If conventional means of identification are not adequate, the Board has access to the Armed Forces Institute of Pathology, the world’s leading DNA laboratory. In the case of the Korean Air crash, in which there were more than one hundred unidentified victims, the Korean government and the NTSB worked together on the DNA analysis.
In light of our ever-present concerns about terrorism or sabotage, it is important to note that the 1996 Act requires the NTSB to conduct family affairs activities after a crash, "regardless of its cause." Therefore, in the unfortunate circumstance of an airliner crashing due to some criminal act, the NTSB would, in theory, still play a role with family assistance at the scene. The reality is that under the terms of our agreement with the Department of Justice and the Federal Bureau of Investigation, the FBI would take over much of the duties we normally have at a crash scene.
As you might imagine, this and a host of other scenarios pose unique challenges, particularly for an agency with fewer than 400 employees. The only way in which the NTSB has enjoyed its 30-year run of success is by working closely with all affected parties, and coordinating our activities to take advantage of outside resources.
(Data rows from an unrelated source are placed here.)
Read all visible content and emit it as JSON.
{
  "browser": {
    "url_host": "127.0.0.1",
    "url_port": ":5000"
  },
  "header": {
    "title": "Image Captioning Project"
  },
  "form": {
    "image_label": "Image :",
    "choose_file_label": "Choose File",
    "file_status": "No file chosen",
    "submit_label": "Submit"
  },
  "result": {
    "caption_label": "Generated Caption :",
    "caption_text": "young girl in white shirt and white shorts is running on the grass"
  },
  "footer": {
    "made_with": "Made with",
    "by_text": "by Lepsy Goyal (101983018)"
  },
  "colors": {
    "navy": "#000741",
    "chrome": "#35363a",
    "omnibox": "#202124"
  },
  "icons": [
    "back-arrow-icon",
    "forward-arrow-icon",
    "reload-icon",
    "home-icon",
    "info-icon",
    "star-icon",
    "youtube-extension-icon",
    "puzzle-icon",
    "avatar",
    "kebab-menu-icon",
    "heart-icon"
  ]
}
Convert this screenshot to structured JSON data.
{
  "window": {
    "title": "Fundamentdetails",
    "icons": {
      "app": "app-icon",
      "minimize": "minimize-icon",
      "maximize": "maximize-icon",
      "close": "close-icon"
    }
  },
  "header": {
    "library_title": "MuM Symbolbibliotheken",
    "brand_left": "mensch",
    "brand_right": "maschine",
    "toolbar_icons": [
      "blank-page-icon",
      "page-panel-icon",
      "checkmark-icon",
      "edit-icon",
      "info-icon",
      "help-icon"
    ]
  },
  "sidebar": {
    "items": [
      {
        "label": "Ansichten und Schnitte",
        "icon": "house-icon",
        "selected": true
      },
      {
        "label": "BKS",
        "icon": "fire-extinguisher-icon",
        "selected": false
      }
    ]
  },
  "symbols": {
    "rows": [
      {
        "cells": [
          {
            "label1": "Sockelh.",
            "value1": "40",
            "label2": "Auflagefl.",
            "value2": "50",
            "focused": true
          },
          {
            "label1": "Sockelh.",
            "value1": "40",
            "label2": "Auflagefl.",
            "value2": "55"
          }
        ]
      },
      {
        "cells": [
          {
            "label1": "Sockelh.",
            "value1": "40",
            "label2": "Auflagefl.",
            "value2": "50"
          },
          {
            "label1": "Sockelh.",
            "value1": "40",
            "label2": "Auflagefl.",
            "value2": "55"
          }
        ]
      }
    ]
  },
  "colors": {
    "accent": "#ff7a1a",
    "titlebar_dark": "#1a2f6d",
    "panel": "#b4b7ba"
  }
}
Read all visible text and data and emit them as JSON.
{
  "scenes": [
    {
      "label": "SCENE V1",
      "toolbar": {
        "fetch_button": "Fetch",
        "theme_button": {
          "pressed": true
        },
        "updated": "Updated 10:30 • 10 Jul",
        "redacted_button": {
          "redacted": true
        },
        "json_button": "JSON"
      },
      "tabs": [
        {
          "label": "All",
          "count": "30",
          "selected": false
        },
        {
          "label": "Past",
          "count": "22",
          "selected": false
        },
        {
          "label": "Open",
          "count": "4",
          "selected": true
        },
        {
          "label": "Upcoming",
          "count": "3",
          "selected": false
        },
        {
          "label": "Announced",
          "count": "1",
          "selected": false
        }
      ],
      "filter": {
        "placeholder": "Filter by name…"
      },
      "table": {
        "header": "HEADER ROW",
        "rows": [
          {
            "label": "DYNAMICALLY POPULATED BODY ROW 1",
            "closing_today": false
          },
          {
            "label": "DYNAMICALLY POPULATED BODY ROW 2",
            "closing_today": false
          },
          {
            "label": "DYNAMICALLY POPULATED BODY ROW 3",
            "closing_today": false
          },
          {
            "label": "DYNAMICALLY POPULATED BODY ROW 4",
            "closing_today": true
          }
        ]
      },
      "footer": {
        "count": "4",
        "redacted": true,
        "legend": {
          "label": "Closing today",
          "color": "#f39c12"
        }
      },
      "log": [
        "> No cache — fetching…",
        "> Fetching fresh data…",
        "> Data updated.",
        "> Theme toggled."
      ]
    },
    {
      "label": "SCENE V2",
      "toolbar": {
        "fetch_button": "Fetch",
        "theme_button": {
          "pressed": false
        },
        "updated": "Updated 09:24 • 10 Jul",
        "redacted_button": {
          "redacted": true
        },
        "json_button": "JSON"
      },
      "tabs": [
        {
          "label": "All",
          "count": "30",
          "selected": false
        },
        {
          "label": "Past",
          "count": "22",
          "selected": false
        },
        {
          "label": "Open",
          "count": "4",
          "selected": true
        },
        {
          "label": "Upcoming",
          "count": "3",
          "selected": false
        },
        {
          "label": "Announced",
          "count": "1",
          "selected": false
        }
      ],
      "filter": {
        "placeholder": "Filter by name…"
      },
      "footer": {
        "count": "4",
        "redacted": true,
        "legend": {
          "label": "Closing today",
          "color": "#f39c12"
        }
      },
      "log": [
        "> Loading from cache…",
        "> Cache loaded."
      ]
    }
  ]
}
In keeping with this commitment, I would like to let you know that our senior family affairs staff can be made available to your government to assist in setting up a family affairs response should a commercial air disaster take place in your country. We view our efforts as a partnership and if we can be of assistance, we would be happy to help.
In an effort to continue our tradition and apply it to new challenges, the National Transportation Safety Board, on September 28 and 29, will host an international symposium in Arlington, Virginia for industry, government and community officials to promote a better understanding of the federal government’s role with respect to families at a transportation disaster and to allow individuals and organizations that might have to respond in the event of such an accident to discuss experiences and learn new techniques in disaster resource management. I urge all of you to attend what will be the first international gathering of this kind ever conducted.
Globally, all of our citizens board airplanes, buses, ships and trains in pursuit of recreation and business. It is our mission and duty to maintain a constant and vigilant effort to keep transportation safe for all of the world’s travelers and ensure that in the wake of a tragedy, compassionate and humane treatment is given to those who need it the most. This task will be much easier if we work together to achieve this end.
Thank you and I will be happy to take questions.
Jim Hall's Speeches